Today, Carrie Reese authors our HM&M blog.
I was raised by a Marine and a CPA. To put it lightly, following the rules was a BIG deal growing up. Naturally, when Bitcoin (the first virtual currency) started weaving through the news in 2010, I clutched my pearls while being simultaneously positive that this information would never apply to me. At that time, virtual currency was almost exclusively used in a black market economy, trading for drugs, weapons, and other sorts of nefarious things not suitable to be mentioned in a professional blog. It was the wild, wild west of impropriety. In other words, for me, it was an instant tune-out topic. Or so I thought.
Fast forward a few years. I’ve received my CPA license, and have spent several years in public accounting. I was quite happy following all the rules (see, above). One day I received an email from a client that had unknowingly gotten in over his head with Bitcoin. He was a medical professional who had been looking to invest some of his money, and was not even the slightest bit interested in the black market trade I had heard about so long ago. He had opted to invest in virtual currency using an online exchange.

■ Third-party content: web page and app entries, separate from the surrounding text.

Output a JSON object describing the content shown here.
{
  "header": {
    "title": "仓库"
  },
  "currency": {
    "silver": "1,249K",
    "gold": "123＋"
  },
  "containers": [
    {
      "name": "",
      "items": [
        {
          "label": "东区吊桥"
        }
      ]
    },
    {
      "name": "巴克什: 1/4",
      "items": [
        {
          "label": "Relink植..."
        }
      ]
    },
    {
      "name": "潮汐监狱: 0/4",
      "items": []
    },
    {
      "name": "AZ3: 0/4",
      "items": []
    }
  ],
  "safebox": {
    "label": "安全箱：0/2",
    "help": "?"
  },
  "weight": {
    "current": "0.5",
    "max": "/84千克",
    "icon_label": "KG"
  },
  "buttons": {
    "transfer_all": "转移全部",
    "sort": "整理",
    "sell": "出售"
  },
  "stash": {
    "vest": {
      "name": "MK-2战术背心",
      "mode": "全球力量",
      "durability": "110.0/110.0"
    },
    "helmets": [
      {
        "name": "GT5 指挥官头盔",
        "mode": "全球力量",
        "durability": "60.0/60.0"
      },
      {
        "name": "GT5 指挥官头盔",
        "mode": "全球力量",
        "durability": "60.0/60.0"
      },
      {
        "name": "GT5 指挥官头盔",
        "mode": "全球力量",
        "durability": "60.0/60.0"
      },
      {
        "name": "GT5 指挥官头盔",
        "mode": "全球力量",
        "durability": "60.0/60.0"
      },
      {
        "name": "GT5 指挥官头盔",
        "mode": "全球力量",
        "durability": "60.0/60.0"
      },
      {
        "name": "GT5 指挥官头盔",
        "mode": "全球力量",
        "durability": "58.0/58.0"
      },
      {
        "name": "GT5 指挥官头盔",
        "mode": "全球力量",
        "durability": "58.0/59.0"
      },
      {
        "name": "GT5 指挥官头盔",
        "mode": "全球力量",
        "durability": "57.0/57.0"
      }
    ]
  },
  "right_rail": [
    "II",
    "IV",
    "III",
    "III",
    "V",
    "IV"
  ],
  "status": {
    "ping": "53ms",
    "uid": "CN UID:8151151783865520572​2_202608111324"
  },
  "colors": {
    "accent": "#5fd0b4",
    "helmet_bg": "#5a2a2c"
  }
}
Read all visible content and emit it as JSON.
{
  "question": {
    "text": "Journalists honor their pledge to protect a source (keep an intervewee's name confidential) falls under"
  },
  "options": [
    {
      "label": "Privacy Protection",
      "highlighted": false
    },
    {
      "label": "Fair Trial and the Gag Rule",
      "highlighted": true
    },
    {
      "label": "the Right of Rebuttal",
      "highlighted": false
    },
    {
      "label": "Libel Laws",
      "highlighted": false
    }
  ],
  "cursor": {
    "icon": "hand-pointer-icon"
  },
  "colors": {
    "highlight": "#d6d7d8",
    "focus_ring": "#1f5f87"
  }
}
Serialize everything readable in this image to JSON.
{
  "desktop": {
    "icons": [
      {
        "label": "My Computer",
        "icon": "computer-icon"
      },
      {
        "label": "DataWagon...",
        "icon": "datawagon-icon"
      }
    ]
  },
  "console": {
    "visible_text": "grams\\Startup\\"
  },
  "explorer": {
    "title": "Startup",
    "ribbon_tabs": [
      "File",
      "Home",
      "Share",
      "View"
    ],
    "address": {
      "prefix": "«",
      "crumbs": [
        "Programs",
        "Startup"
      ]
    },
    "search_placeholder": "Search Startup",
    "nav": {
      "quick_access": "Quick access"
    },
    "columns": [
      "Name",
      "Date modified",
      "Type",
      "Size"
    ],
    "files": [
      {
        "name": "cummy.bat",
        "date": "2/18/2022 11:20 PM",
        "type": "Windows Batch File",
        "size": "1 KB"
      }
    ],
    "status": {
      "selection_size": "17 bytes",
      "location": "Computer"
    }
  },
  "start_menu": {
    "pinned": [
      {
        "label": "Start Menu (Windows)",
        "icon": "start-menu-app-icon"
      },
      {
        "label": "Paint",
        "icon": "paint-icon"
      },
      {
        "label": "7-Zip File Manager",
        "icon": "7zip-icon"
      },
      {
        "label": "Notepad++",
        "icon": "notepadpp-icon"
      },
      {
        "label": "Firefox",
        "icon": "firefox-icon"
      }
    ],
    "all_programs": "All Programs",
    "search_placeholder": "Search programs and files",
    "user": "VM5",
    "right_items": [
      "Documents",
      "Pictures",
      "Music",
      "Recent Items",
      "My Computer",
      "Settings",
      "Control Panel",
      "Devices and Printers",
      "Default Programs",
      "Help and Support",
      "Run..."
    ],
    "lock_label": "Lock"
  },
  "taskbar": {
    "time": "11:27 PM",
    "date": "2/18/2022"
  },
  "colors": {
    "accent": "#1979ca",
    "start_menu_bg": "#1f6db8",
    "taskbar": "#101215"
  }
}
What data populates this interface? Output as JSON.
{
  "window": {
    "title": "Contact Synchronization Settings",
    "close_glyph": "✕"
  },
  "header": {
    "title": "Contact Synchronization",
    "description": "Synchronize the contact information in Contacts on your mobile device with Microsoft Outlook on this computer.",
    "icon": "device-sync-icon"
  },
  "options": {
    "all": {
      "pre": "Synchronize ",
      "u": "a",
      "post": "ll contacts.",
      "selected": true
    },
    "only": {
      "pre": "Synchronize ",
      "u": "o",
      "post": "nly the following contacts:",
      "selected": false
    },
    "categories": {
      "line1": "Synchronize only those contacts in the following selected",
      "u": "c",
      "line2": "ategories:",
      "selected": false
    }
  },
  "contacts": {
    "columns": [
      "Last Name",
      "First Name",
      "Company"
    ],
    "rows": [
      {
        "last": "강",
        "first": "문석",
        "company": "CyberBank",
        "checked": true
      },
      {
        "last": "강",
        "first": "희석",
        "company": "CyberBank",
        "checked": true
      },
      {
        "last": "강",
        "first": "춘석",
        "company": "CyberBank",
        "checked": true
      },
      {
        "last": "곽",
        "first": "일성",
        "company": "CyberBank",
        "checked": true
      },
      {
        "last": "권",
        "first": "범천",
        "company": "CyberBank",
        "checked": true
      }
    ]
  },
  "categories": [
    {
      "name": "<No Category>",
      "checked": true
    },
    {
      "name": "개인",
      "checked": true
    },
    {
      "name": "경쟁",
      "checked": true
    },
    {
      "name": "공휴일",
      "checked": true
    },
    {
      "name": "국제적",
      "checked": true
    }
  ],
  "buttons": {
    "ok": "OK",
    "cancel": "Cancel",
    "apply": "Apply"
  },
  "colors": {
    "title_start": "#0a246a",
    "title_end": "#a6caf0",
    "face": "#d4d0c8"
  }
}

He had invested in Bitcoin at just the right time. He, like many of you, had done some research, and decided that Bitcoin would be a good investment. And you know what? He was right. Like, in the millions of dollars right. He began trading his Bitcoin for Ethereum, a little bit of Litecoin, and even some Bitcoin Cash (nope, not the same thing).
When he contacted me, he mistakenly assumed that since he had put money into the exchange, but not taken it out, that no taxable event(s) had taken place. It was my unfortunate duty to explain to him that each time he made a trade, he was subject to capital gains (or losses) on that trade. Virtual currencies, while residing in the same exchange, are not ‘all for one, one for all’. These are completely different assets. Not currencies.
For those of you interested in investing in virtual currency, you will want to be very mindful of your activity. You will want to be cognizant of a taxable event occurring when you are trading. A great way to mitigate your risks is to keep accurate records at the onset of your virtual currency endeavor. A great CPA helps, too.
Guidance from the IRS is still murky, and the last time an official notice on virtual currency was released was 2014. But be assured, the IRS reads the news. They know people are making money, and they want their piece of the pie. Regulations are already being put in place to require exchanges to share information on their users with the IRS. I expect we’ll see a lot more to come on this in the next year, but in the meantime, be careful. It’s still a little wild wild west-y out there.
Carrie J. Reese, CPA